The discussions in an Interactivity Foundation project are intended to foster collaborative discoveries. We want people to be able to work together to think anew about what could be the case. We’d like to enable the kind of innovation that can happen when people help each other to uncover alternative perspectives and to map out alternative possibilities for our society. For this to happen, it’s essential to set the right tone for the discussions. I’d like to offer some guidance about the kind of attitude that should permeate our work together in these project discussions–an attitude of saying “yes–and,” an attitude of creative agreement that works to foster discovery and innovation.
The attitude of “yes–and” is one way to embody generosity of spirit, a core aspect of our approach to discussions. Let me share a snippet from Stephen Colbert, who offered this as general advice to the 2006 graduates of Knox College, since it is particularly good advice when it comes to thinking about how you should approach our discussions:
So, say “yes.” In fact, say “yes” as often as you can. When I was starting out in Chicago, doing improvisational theatre with Second City and other places, there was really only one rule I was taught about improv. That was, “yes-and.” In this case, “yes-and” is a verb. To “yes-and.” I yes-and, you yes-and, he, she or it yes-ands. And yes-anding means that when you go onstage to improvise a scene with no script, you have no idea what’s going to happen, maybe with someone you’ve never met before. To build a scene, you have to accept. To build anything onstage, you have to accept what the other improviser initiates on stage. They say you’re doctors—you’re doctors. And then, you add to that: We’re doctors and we’re trapped in an ice cave. That’s the “-and.” And then hopefully they “yes-and” you back. You have to keep your eyes open when you do this. You have to be aware of what the other performer is offering you, so that you can agree and add to it. And through these agreements, you can improvise a scene or a one-act play. And because, by following each other’s lead, neither of you are really in control. It’s more of a mutual discovery than a solo adventure. What happens in a scene is often as much a surprise to you as it is to the audience.

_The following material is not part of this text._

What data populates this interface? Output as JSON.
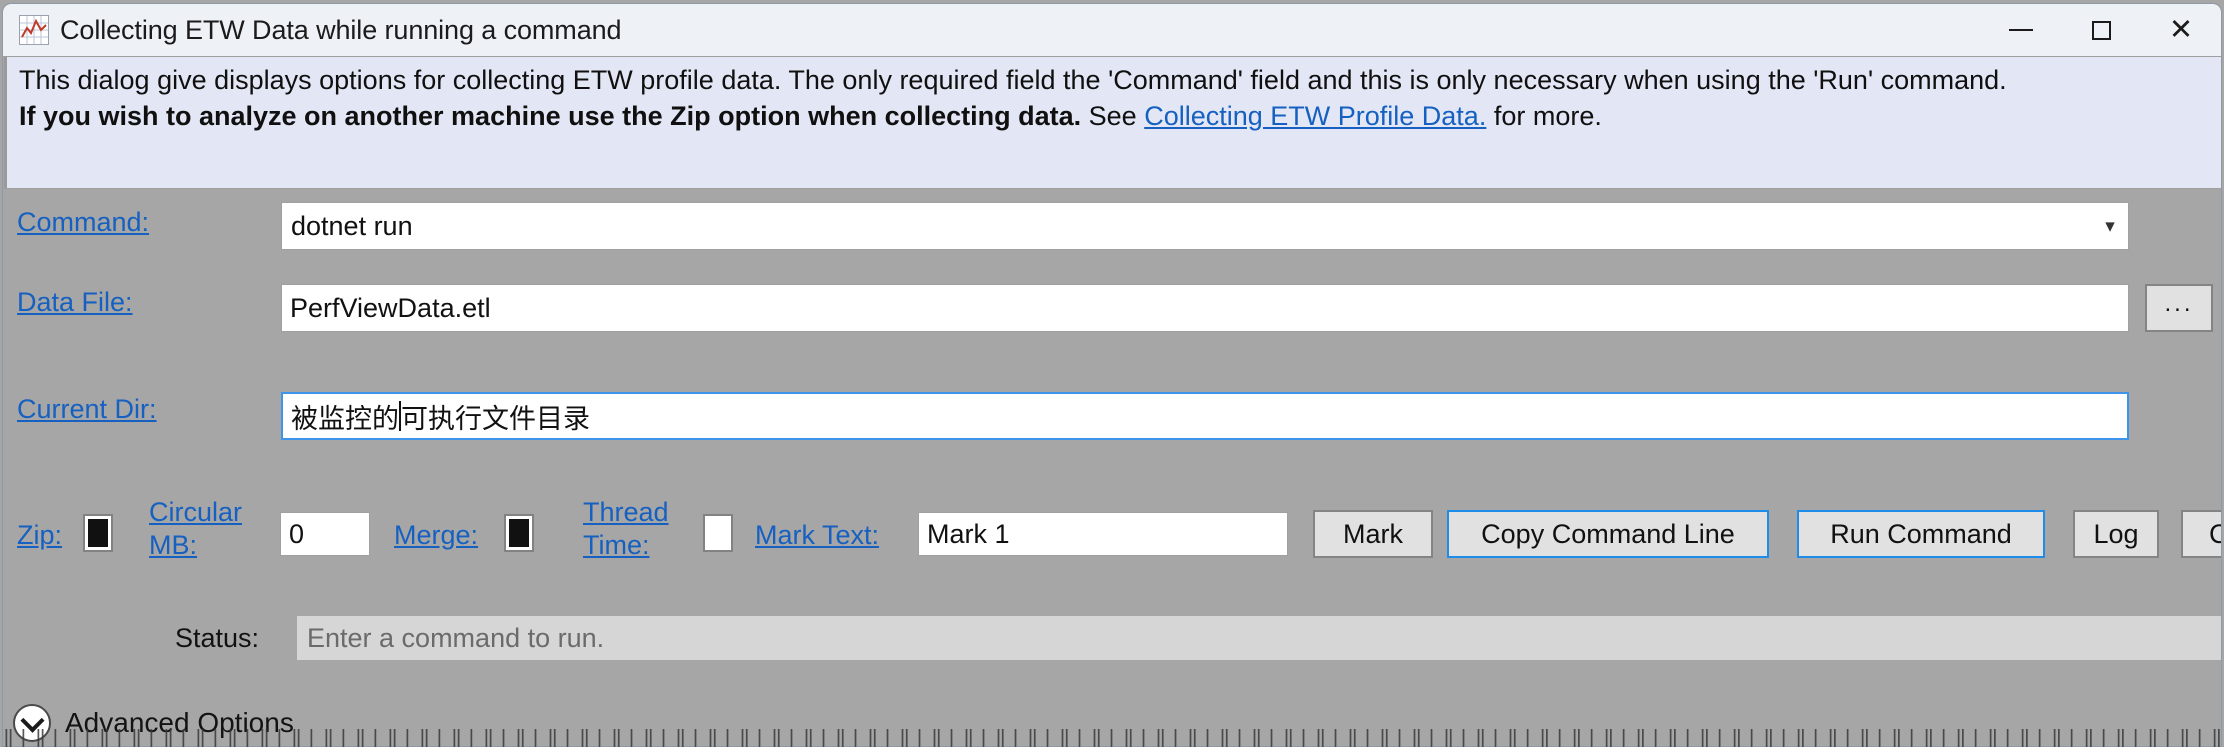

This attitude lies at the heart of our approach to exploratory and collaborative discussions. It’ll shape what we do together in our project discussions. When we engage in this kind of generative discussion, we don’t really have a script. Sure, there is a general structure and an overall arc of development, but we don’t know exactly how things are going to develop or what insights will emerge along the way. We’ll likely end up at places that are a surprise to us. Places we’d never likely have found on our own. We won’t know in advance whether some lines of discussion may lead us astray or whether, by such meandering, we’ll actually come upon important discoveries, discoveries we might never have found without such a detour. Of course there will also be time for critical reflection and evaluation, but generating new possibilities first takes an openness to what may be novel or unexpected. Adopting an attitude of saying “yes-and” will do much to boost the creative potential of our discussions.
If you’re interested in this topic, you might want to take a look at Malcolm Gladwell’s Blink, where he gives a quick illustration of the importance of the attitude of “yes-and.” It is from a part of the book on “the Structure of Spontaneity” (pp. 111-117) that is particularly apt for what we’re doing (actually, the whole book sheds a lot of light on the kind of social cognition and thinking that is vital to productive discussions). The section on the Structure of Spontaneity is quite applicable to what we’ll be doing together. It might help you in thinking about your approach to our discussions.